All children appear to want to be mother’s little helper, or teacher’s pet, don’t they? That is until they get older and usually the mother is having to insist on cleaning their room and picking up toys, thought today it is more like electronics scattered about. And it is hard to get their attention off a phone or I-pad.
It is fun to watch little ones attempt to dry dishes or fold clothes, even sweep. I had children in daycare who were ready to clean and organize. We seldom lost a puzzle piece of left a VCR tape unwound, they followed my lead. As times changed children did. They are not so anxious to hear no for an answer. Many children have a bratitude, and can be ungrateful, I used to think it was lack of parenting. But some children from certain environments and those with special need require more attention, and sometimes, the letters of the names of these diseases can be halted or at least leveled off or toned down with a little more effort and patience, and firmness and tone of voice.

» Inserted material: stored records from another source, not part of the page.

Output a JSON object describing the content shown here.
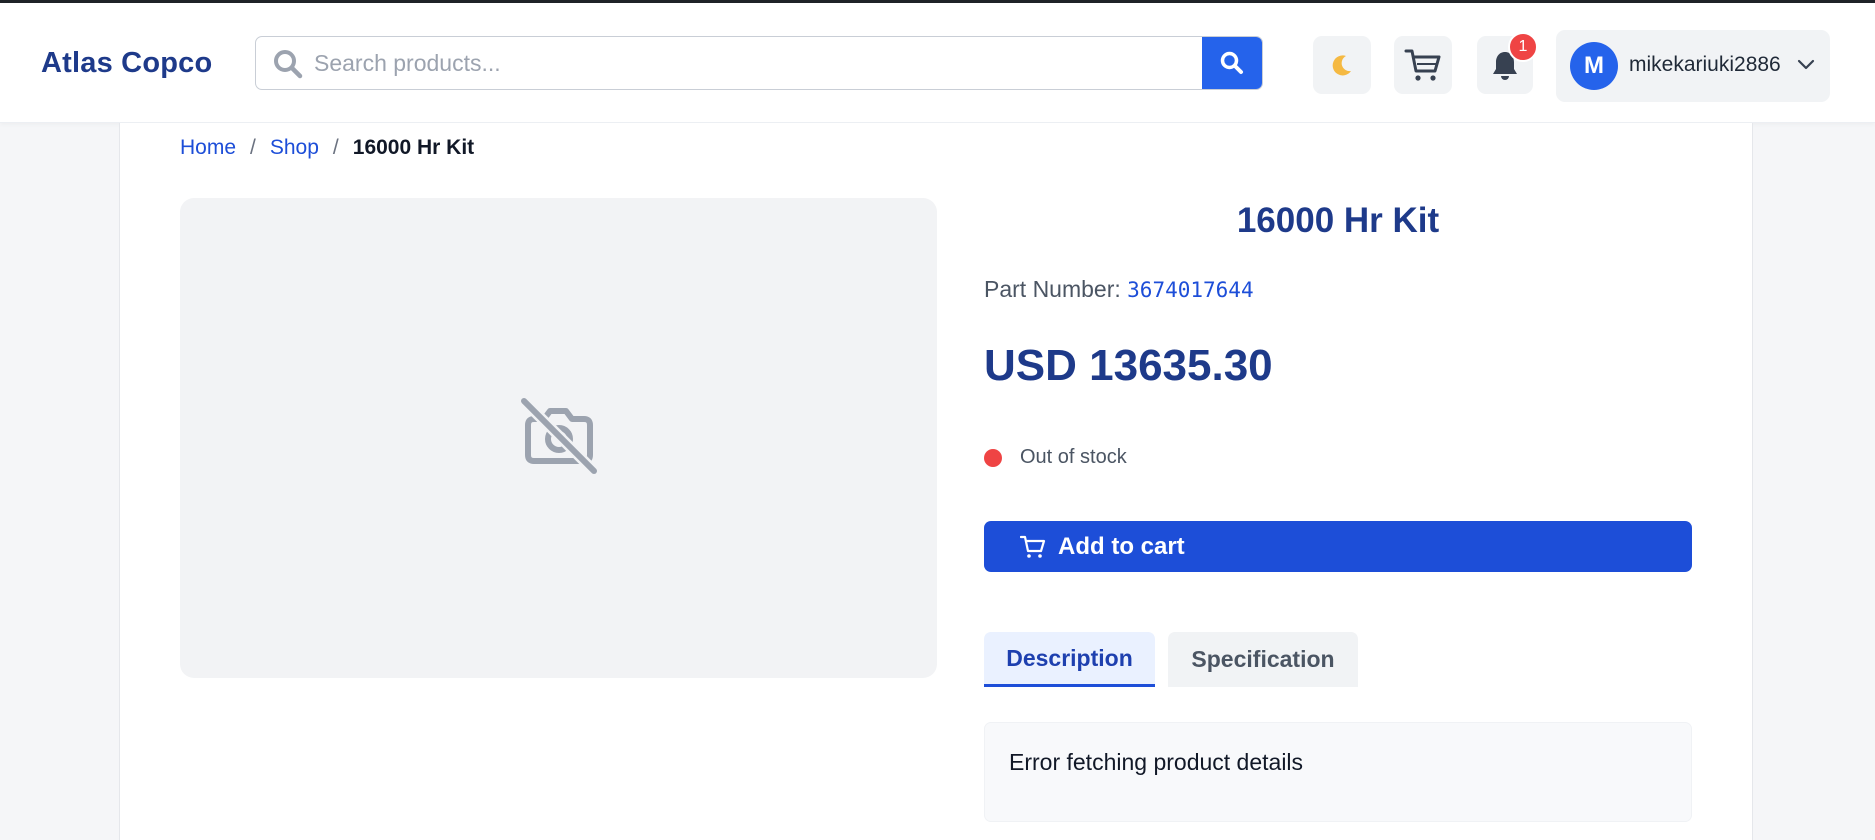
{
  "brand": {
    "name": "Atlas Copco"
  },
  "search": {
    "placeholder": "Search products..."
  },
  "header": {
    "notification_count": "1",
    "user": {
      "initial": "M",
      "username": "mikekariuki2886"
    }
  },
  "breadcrumb": {
    "home": "Home",
    "shop": "Shop",
    "current": "16000 Hr Kit",
    "separator": "/"
  },
  "product": {
    "title": "16000 Hr Kit",
    "part_number_label": "Part Number:",
    "part_number": "3674017644",
    "price": "USD 13635.30",
    "stock_status": "Out of stock",
    "add_to_cart_label": "Add to cart"
  },
  "tabs": [
    {
      "label": "Description",
      "active": true
    },
    {
      "label": "Specification",
      "active": false
    }
  ],
  "description": {
    "text": "Error fetching product details"
  },
  "colors": {
    "primary": "#1d4ed8",
    "brand": "#1e3a8a",
    "out_of_stock": "#ef4444"
  },
  "icons": [
    "search-icon",
    "moon-icon",
    "cart-icon",
    "bell-icon",
    "chevron-down-icon",
    "no-image-icon"
  ]
}
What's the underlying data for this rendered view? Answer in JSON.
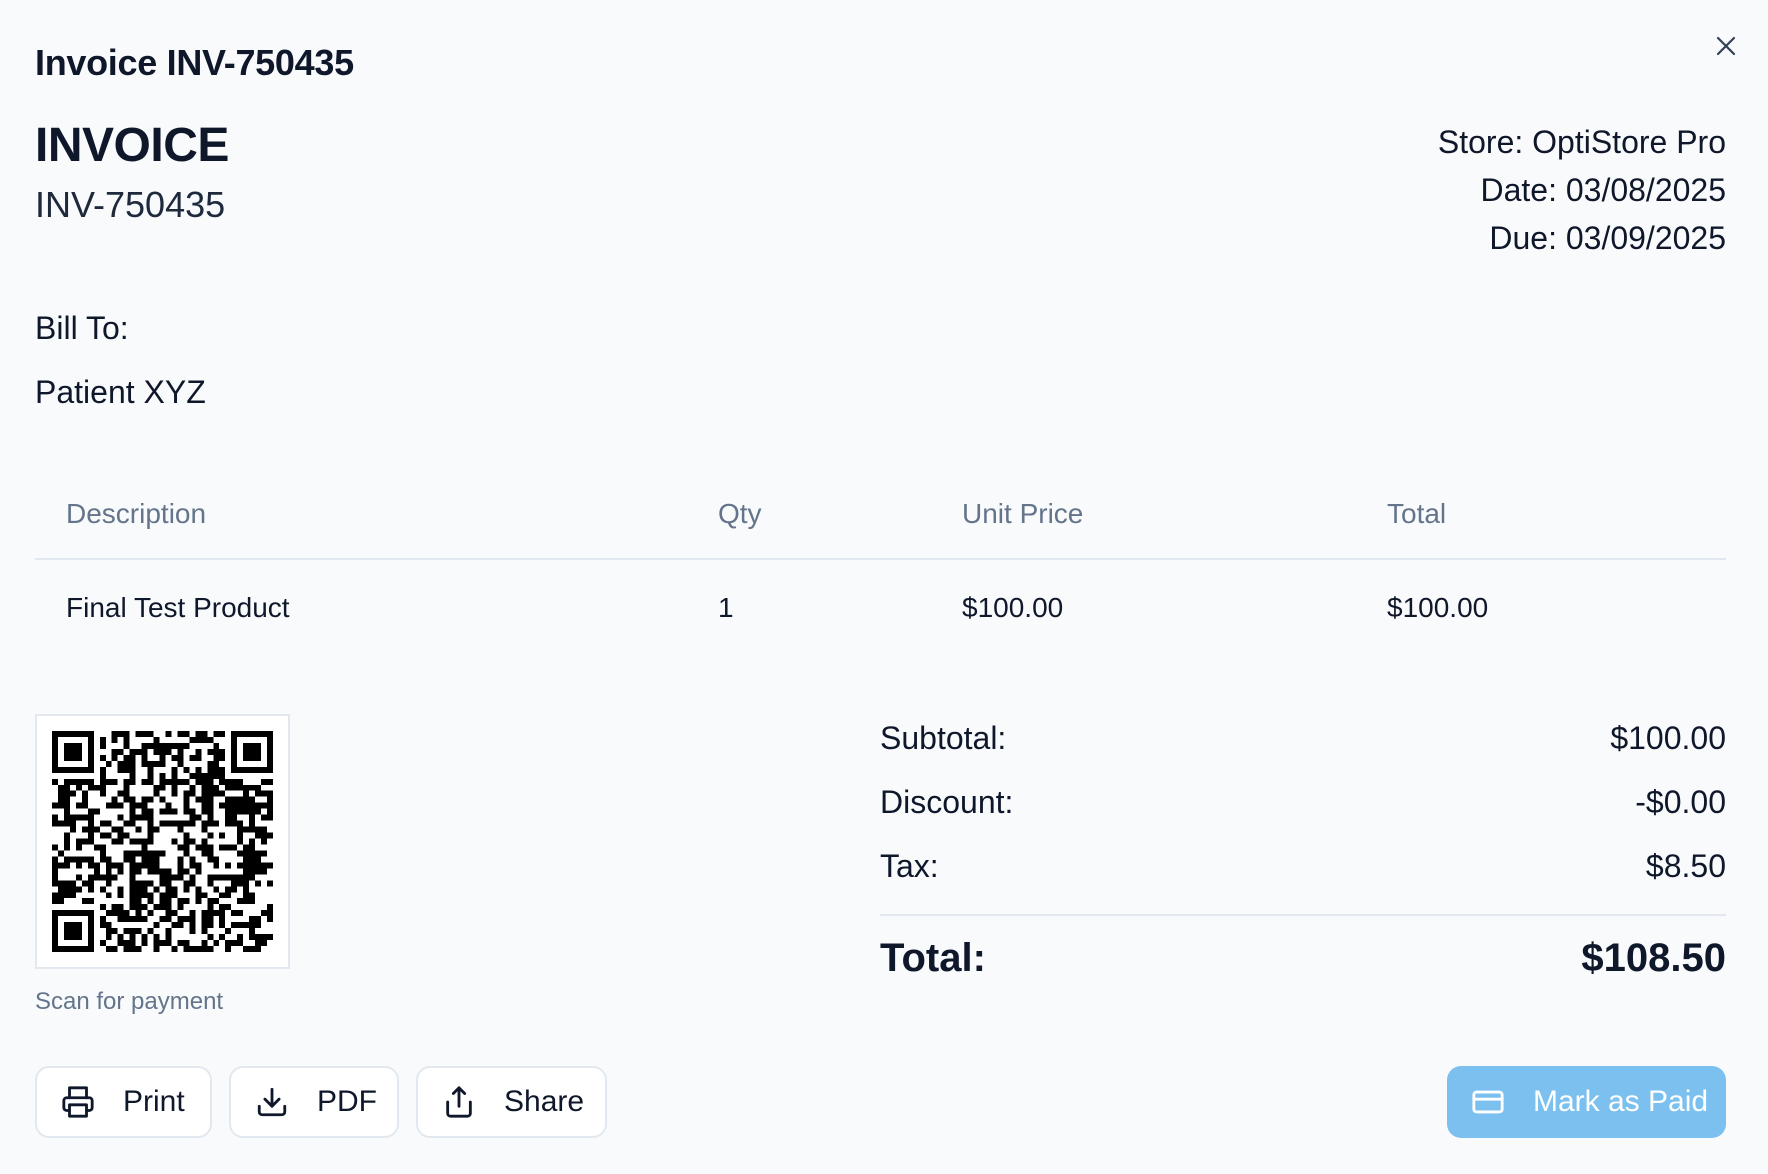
{
  "dialog": {
    "title": "Invoice INV-750435"
  },
  "invoice": {
    "heading": "INVOICE",
    "number": "INV-750435",
    "store": "Store: OptiStore Pro",
    "date": "Date: 03/08/2025",
    "due": "Due: 03/09/2025"
  },
  "bill_to": {
    "label": "Bill To:",
    "name": "Patient XYZ"
  },
  "table": {
    "headers": [
      "Description",
      "Qty",
      "Unit Price",
      "Total"
    ],
    "rows": [
      {
        "description": "Final Test Product",
        "qty": "1",
        "unit_price": "$100.00",
        "total": "$100.00"
      }
    ]
  },
  "qr": {
    "caption": "Scan for payment",
    "icon": "qr-code"
  },
  "totals": {
    "subtotal_label": "Subtotal:",
    "subtotal": "$100.00",
    "discount_label": "Discount:",
    "discount": "-$0.00",
    "tax_label": "Tax:",
    "tax": "$8.50",
    "total_label": "Total:",
    "total": "$108.50"
  },
  "actions": {
    "print": "Print",
    "pdf": "PDF",
    "share": "Share",
    "mark_paid": "Mark as Paid"
  },
  "icons": {
    "close": "close-icon",
    "print": "printer-icon",
    "pdf": "download-icon",
    "share": "share-icon",
    "mark_paid": "credit-card-icon"
  },
  "colors": {
    "accent": "#7cc0f0",
    "muted": "#64748b",
    "border": "#e2e8f0",
    "background": "#f8fafc"
  }
}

With that said, I have a family story to tell of a lady in our family called Mae. When I met her she was older, going to baseball games and eventually have a stroke and dementia. It wasn’t until many years later, after her death, that I learned of her story.
Her mother had died sometime around 1910, maybe even four or five years later, I never knew. Her father took her as a young girl to live with her grandmother up the road and left to look for work. Many of my ancestors were sharecroppers or worked in mills. While she was there, she also took care of her brother Dee, I never knew his real name either. Never met him. And her baby sister.
While she was there she was finding it difficult to live with a stingy old lady who didn’t want to or maybe didn’t have enough to feed them. So Mae took them and went home, she raised the children by herself in her own home and her father must have been able to provide. Instead of just being helper, she was running the house.
As an adult she would have loved to have been a nurse but had no formal education. It didn’t stop her from cooking for and caring for the sick, even when some would not go where flu or pneumonia was. She had two children, girls. One died a strange death, I read the obituary, her fever spiked to over 105, and she died at the hospital after multiple attempts to cool her off, she was about three. Mae never talked about it. He other daughter is now in her eighties.
The little sister died in a nursing home at an old age, Dee drove until he was 93 and Mae left in 1997. She left a good story, that I haven’t forgotten. So if you have a mother’s helper be glad, keep in mind that chore are not always fun, but there are ways to make them go faster, and there’s always time for a good story. Rebecca Jones